• What needs to be done: Search the records for the string "title" and report how many lines contain it, with nothing else.

"""

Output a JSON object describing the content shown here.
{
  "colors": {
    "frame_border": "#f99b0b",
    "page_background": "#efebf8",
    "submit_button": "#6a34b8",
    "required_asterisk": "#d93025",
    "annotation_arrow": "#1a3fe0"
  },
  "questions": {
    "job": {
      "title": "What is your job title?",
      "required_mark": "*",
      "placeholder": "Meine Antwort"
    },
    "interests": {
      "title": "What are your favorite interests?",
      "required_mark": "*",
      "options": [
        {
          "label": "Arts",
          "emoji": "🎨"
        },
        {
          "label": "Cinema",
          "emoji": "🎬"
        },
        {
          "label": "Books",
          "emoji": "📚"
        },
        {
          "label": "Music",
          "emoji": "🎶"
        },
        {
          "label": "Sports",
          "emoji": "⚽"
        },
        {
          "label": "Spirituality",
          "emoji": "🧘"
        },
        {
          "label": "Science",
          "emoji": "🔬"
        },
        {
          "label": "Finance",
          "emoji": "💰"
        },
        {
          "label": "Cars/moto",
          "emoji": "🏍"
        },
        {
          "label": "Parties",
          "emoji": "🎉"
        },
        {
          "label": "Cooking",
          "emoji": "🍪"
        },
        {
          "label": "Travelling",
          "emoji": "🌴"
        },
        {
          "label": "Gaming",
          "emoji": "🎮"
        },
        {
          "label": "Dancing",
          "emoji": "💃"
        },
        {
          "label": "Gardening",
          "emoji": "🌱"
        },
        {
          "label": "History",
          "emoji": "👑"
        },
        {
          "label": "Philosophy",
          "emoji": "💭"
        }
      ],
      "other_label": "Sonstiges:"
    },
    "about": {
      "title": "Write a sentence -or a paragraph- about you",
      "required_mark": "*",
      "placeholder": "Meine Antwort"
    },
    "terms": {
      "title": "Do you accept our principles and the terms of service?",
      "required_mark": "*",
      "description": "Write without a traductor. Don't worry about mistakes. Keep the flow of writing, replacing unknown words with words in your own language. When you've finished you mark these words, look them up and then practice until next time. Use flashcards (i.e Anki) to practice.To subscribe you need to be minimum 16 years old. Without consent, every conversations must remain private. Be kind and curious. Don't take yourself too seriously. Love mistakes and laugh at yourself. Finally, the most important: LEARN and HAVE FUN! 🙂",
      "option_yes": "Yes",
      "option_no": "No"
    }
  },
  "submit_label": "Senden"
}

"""

• Answer box: 4